• [Material to process]:
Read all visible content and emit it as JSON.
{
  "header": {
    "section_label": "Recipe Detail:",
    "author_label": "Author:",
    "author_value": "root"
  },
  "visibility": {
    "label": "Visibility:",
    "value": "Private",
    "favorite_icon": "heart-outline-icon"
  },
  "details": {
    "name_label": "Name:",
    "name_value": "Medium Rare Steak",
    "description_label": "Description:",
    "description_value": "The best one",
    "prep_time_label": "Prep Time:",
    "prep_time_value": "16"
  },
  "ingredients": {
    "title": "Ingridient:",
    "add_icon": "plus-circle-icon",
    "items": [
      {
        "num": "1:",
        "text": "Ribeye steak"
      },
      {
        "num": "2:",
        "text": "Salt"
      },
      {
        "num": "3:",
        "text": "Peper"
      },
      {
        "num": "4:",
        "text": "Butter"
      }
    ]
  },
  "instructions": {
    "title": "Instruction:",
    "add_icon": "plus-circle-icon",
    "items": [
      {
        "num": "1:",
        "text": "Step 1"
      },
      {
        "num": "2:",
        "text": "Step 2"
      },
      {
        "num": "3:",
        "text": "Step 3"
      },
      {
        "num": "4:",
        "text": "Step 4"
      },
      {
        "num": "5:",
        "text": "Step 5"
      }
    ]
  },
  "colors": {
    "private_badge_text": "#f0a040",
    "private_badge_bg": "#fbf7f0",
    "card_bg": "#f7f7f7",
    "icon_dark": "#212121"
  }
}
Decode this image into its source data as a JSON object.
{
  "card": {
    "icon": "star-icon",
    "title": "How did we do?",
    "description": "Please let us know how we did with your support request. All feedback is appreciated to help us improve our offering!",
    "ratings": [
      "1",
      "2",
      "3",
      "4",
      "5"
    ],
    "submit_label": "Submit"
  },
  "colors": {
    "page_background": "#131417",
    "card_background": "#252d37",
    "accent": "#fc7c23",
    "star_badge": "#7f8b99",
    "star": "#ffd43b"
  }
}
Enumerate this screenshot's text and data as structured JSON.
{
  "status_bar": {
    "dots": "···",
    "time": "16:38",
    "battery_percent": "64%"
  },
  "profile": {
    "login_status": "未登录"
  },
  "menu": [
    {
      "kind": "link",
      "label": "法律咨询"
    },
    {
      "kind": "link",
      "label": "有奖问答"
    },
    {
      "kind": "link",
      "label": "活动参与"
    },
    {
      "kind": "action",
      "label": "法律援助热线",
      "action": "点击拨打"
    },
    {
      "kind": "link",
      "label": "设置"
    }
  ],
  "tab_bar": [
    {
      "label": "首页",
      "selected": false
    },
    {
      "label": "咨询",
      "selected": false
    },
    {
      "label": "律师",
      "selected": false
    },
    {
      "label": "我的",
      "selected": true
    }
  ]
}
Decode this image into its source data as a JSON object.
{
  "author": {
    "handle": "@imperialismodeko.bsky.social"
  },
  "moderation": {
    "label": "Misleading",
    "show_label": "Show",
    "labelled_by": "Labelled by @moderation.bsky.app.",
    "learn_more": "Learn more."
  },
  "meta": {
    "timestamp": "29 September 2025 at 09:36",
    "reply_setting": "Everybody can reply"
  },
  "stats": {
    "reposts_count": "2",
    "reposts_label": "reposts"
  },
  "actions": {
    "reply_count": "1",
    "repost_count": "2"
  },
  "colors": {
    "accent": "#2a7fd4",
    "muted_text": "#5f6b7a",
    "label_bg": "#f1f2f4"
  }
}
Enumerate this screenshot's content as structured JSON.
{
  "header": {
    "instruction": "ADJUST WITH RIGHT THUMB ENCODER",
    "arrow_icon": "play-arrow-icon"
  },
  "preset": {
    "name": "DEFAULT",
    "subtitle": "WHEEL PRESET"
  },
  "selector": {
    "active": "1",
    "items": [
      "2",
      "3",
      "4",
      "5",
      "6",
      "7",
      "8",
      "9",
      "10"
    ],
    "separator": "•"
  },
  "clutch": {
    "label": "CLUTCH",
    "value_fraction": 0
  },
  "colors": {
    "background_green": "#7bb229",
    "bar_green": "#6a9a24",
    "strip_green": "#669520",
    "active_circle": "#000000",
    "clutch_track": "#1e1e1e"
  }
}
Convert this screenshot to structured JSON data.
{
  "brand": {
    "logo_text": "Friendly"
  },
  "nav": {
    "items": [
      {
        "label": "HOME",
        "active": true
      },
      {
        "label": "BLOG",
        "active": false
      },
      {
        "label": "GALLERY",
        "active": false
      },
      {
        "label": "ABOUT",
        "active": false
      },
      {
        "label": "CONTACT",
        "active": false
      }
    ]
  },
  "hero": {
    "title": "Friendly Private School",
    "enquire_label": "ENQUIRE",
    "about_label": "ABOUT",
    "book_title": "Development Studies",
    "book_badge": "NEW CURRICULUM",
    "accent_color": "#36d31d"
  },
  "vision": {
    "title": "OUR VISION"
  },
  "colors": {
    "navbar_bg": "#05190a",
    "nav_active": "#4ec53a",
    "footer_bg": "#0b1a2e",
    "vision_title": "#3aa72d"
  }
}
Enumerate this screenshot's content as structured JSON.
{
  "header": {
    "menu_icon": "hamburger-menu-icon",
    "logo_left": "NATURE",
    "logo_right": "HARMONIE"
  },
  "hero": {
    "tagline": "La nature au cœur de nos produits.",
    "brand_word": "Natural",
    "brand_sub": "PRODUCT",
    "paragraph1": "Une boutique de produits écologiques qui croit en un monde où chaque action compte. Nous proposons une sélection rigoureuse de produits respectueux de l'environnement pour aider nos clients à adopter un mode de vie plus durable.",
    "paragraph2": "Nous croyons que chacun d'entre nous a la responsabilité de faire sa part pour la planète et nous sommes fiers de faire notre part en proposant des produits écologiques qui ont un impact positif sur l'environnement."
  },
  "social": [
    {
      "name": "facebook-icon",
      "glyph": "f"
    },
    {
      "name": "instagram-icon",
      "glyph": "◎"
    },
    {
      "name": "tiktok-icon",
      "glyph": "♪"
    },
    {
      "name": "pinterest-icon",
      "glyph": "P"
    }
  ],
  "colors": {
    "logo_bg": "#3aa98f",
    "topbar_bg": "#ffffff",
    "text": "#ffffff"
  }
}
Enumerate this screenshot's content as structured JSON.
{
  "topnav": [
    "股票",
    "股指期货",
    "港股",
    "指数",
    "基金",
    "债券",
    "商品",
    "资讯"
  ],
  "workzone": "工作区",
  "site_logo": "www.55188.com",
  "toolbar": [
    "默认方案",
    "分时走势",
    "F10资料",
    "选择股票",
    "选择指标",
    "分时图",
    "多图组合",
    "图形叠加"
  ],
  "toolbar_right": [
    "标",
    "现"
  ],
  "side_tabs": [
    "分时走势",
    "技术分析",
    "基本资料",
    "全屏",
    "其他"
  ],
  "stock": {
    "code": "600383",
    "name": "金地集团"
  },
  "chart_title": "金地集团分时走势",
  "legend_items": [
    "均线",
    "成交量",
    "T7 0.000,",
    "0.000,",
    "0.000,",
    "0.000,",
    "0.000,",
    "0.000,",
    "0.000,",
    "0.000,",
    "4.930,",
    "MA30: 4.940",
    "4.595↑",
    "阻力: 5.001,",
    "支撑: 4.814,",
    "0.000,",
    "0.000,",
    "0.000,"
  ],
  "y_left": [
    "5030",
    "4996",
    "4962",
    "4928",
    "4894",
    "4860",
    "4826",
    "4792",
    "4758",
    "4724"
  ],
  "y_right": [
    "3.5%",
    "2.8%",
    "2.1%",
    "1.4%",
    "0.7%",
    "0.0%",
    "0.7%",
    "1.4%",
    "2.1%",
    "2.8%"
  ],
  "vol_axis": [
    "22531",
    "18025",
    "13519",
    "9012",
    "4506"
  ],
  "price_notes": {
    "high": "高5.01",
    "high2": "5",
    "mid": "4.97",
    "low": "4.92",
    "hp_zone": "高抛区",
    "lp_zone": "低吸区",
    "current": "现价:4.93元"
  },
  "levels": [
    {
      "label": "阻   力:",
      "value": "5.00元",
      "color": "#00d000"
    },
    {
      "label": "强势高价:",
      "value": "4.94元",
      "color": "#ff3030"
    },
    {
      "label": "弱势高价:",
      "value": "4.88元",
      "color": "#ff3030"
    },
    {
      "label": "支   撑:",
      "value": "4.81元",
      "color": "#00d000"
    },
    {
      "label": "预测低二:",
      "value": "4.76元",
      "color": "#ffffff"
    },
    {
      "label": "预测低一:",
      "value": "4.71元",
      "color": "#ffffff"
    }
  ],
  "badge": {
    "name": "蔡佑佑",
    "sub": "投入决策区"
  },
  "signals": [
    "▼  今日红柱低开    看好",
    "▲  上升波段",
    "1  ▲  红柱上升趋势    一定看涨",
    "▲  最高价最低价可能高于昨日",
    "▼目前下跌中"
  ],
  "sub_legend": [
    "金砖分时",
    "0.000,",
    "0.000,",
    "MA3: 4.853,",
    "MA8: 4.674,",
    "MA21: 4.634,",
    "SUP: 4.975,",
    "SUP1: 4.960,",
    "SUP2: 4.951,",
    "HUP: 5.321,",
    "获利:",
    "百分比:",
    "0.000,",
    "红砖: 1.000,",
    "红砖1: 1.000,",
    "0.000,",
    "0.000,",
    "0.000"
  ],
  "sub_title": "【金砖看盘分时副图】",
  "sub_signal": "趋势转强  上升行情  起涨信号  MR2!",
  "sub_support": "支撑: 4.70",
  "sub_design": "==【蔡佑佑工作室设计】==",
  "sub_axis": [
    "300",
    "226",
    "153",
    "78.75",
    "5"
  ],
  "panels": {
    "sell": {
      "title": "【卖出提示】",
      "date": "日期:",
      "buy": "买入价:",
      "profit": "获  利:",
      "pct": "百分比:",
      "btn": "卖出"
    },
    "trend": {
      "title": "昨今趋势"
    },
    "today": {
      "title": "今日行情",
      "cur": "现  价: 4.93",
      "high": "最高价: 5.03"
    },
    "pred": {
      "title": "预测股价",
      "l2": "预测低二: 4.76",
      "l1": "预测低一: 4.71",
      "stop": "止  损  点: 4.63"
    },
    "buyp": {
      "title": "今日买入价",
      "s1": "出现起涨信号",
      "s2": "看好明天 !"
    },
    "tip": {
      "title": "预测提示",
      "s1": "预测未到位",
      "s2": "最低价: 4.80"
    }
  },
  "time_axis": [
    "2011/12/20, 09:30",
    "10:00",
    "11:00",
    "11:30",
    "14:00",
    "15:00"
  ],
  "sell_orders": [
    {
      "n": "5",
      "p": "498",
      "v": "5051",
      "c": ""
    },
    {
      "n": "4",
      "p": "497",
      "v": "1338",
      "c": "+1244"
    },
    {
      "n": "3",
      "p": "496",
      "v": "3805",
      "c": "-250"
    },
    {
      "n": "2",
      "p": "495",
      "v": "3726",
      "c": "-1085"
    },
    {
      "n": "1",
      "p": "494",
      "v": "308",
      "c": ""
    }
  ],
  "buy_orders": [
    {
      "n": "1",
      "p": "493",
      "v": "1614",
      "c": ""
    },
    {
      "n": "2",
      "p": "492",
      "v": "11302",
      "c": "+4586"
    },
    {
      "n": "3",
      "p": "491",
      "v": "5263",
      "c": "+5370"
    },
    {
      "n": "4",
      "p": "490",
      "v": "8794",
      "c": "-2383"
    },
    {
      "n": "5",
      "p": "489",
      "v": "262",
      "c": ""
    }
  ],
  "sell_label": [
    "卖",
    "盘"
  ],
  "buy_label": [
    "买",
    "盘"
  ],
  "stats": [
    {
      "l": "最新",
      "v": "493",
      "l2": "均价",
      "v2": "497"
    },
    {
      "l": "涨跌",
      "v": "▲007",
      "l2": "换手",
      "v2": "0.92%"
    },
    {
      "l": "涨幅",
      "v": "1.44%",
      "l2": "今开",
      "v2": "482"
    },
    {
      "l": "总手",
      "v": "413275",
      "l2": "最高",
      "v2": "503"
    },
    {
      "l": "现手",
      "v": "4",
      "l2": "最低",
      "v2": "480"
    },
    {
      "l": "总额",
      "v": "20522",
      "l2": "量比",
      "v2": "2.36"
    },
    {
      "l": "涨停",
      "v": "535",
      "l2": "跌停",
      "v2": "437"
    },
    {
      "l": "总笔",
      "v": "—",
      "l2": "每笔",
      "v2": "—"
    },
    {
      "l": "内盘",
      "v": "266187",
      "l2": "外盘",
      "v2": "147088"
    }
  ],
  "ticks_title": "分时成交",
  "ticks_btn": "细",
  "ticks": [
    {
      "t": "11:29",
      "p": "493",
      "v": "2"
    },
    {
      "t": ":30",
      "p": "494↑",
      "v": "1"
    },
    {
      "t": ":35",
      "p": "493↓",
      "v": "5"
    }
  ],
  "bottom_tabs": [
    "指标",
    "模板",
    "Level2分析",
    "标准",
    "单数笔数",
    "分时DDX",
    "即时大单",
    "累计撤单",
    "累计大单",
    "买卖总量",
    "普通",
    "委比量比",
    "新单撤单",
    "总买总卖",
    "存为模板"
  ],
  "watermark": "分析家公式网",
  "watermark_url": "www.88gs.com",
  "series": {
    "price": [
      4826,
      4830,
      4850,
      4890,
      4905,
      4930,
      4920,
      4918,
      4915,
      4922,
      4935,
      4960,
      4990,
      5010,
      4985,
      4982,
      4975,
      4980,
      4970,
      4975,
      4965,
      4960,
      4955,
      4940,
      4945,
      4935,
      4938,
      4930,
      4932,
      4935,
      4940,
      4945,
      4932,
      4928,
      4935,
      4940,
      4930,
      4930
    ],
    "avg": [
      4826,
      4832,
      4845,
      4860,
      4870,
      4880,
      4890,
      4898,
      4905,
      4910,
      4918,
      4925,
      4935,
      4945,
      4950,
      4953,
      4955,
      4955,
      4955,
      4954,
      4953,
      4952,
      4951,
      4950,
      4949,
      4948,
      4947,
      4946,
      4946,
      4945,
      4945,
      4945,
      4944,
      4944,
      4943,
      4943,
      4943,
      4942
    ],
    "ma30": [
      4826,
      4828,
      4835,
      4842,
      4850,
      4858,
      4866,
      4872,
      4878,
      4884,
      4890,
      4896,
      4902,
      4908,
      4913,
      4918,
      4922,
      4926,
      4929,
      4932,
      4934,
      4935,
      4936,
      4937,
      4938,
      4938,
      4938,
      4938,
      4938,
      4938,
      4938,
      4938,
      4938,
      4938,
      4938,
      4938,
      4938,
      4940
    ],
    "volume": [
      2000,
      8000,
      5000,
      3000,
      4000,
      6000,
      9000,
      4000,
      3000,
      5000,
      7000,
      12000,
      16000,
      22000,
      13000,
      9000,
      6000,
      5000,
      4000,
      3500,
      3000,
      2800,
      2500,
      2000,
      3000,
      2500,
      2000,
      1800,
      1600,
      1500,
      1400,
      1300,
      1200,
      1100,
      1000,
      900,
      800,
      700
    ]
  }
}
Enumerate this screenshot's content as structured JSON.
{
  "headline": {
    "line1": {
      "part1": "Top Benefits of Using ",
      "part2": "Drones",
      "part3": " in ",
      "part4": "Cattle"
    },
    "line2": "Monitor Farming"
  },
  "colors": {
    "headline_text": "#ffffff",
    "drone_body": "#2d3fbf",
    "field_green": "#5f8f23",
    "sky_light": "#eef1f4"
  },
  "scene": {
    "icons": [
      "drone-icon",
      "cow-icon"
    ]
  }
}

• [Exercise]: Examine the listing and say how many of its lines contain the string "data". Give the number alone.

• [Exercise solution]: 4